Publication Date: March 2011
Reviewed by: Deb Fowler
Review Date: March 6, 2011
The story of the birth was told time and time again, but was so mystical that no embellishment could improve upon the truth. Aletha’s little body began to descend through the queen’s birth canal. Reya, who would later tend to her, watched the child as she came out feet first, but then was puzzled when she suddenly stopped. It was a mystery because the child held tight to something and wouldn’t let go. What was the babe grasping? The queen began to howl and push once again. The yo’shana was quickly solved when Aletha quickly started to move and pulled her twin, Adin, into the world clasping his wee hands in hers. The princess was beautiful, but her twin was weak with twisted features and legs. The King would later humiliate him by saying he was nothing more than a “misshapen disgrace of a son.”
Ten-year-old Aletha would later think that “All her life she had been watching over Adin for as long as she could remember.” The King, on the other hand, marveled at the beauty of his daughter and shunned her twin.
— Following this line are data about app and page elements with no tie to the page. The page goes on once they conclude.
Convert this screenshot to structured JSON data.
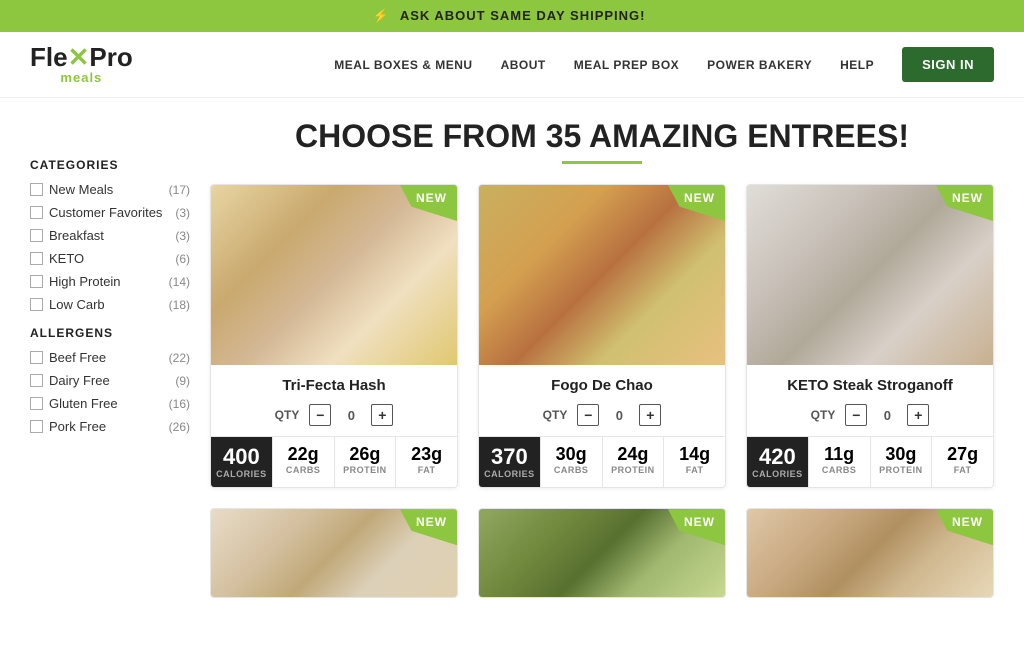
{
  "banner": {
    "icon": "⚡",
    "text": "ASK ABOUT SAME DAY SHIPPING!"
  },
  "header": {
    "logo": {
      "flex": "Fle",
      "x": "x",
      "pro": "Pro",
      "meals": "meals"
    },
    "nav": [
      {
        "label": "MEAL BOXES & MENU",
        "id": "meal-boxes"
      },
      {
        "label": "ABOUT",
        "id": "about"
      },
      {
        "label": "MEAL PREP BOX",
        "id": "meal-prep"
      },
      {
        "label": "POWER BAKERY",
        "id": "power-bakery"
      },
      {
        "label": "HELP",
        "id": "help"
      }
    ],
    "signin": "SIGN IN"
  },
  "sidebar": {
    "categories_title": "CATEGORIES",
    "categories": [
      {
        "label": "New Meals",
        "count": 17
      },
      {
        "label": "Customer Favorites",
        "count": 3
      },
      {
        "label": "Breakfast",
        "count": 3
      },
      {
        "label": "KETO",
        "count": 6
      },
      {
        "label": "High Protein",
        "count": 14
      },
      {
        "label": "Low Carb",
        "count": 18
      }
    ],
    "allergens_title": "ALLERGENS",
    "allergens": [
      {
        "label": "Beef Free",
        "count": 22
      },
      {
        "label": "Dairy Free",
        "count": 9
      },
      {
        "label": "Gluten Free",
        "count": 16
      },
      {
        "label": "Pork Free",
        "count": 26
      }
    ]
  },
  "page_title": "CHOOSE FROM 35 AMAZING ENTREES!",
  "meals": [
    {
      "id": "tri-fecta",
      "name": "Tri-Fecta Hash",
      "new": true,
      "qty": 0,
      "img_class": "food-img-1",
      "calories": "400",
      "carbs": "22g",
      "protein": "26g",
      "fat": "23g"
    },
    {
      "id": "fogo-de-chao",
      "name": "Fogo De Chao",
      "new": true,
      "qty": 0,
      "img_class": "food-img-2",
      "calories": "370",
      "carbs": "30g",
      "protein": "24g",
      "fat": "14g"
    },
    {
      "id": "keto-steak",
      "name": "KETO Steak Stroganoff",
      "new": true,
      "qty": 0,
      "img_class": "food-img-3",
      "calories": "420",
      "carbs": "11g",
      "protein": "30g",
      "fat": "27g"
    }
  ],
  "partial_meals": [
    {
      "id": "p1",
      "img_class": "food-img-4",
      "new": true
    },
    {
      "id": "p2",
      "img_class": "food-img-5",
      "new": true
    },
    {
      "id": "p3",
      "img_class": "food-img-6",
      "new": true
    }
  ],
  "labels": {
    "qty": "QTY",
    "calories": "CALORIES",
    "carbs": "CARBS",
    "protein": "PROTEIN",
    "fat": "FAT",
    "new": "NEW"
  }
}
He had “steadily fallen apart” over the years with greed and insanity quickly overtaking his mind. The Queen lay dying and the twins had little time left to be with their mother who loved them equally. She struggled to give them each a silver locket engraved with the law’az, an ancient language that could no longer be deciphered in their land, save for a few words. “Ahabah ’az maveth” were her final words. Reya started as she knew what they meant … “Love is as strong as death.”
There had been a qa’lal placed on Sherbourne, a curse that would continue until everything was destroyed. The King would later believe the prince, a boy who would do anything to gain his love, was plotting against his very life. He cared little of the grief of his children who had met a strange man who told them both … “Your mother lives!” What madness was that? “Adin you must be brave. It will be many years before the queen returns, but you must not lose hope. Keep this mik’vah hidden in your heart and let it give you strength. And do not speak a word of this!” Several years had passed since they met the stranger and the King’s insanity was spiraling out of control as he offered Aletha’s hand in exchange for the beautiful, mystical firebird. A hermit told Adin there was a mysterious hidden map that would help him travel through time back to the “beginning of the curse.” If he found the map would he be able to take a step out of the world he knew into the unknown? Would he be able to find the origin of the curse and change it or would he lose his life in the process? Would this evil be too much to overcome?
This beautifully crafted fantasy will take the reader back through time to find a curse that changed the world. In this book the sa’har sha’ma’yim or “Gates of Heaven” were sacred sites that protected the world from evil, yet somehow in long ago Sherbourne evil had prevailed. Adin, the twisted, crippled young man was the pa’lat, or Deliverer, whose job it would be to go back through time and undo the “concentrated touch of evil” that had been done … if he could. This Christian fantasy is mesmerizing as the weak Adin attempts to overcome the evil touch of Sha’kath the Destroyer, a man who tried to “corrupt and poison the hearts of men, to make them turn against each other, as he did the very first brothers.”
The words and phrases scattered throughout the book are in Hebrew and are defined in the glossary. Many thought provoking Biblical verses, including “Love is as strong as death” (Solomon 8: 6,7) are taken from the Old Testament. This book, the second in the Gates of Heaven series is a fantasy that swirls though the heavens of life in the manner of the Chronicles of Narnia, leaving us breathless with excitement while subtly delivering us the key to the lessons of life and death. I loved the action, the good, the evil, the unusual talking pig, the treacherous attacking ravens, and was curious when the story reintroduced Joran, a blacksmith from the first book in the series, The Wolf of Tebron. This book can stand alone and the series can be read without thinking of the allegory as in the case of the books penned by C. S. Lewis, however, I think it is more interesting if one does. In the back of the book is a study guide for those interested in exploring the Christian experience woven into the tapestry of this book.
Quill says: This is a series that, over time, is sure to become a classic...if only Adin could hold our hands and pull us into the future to see!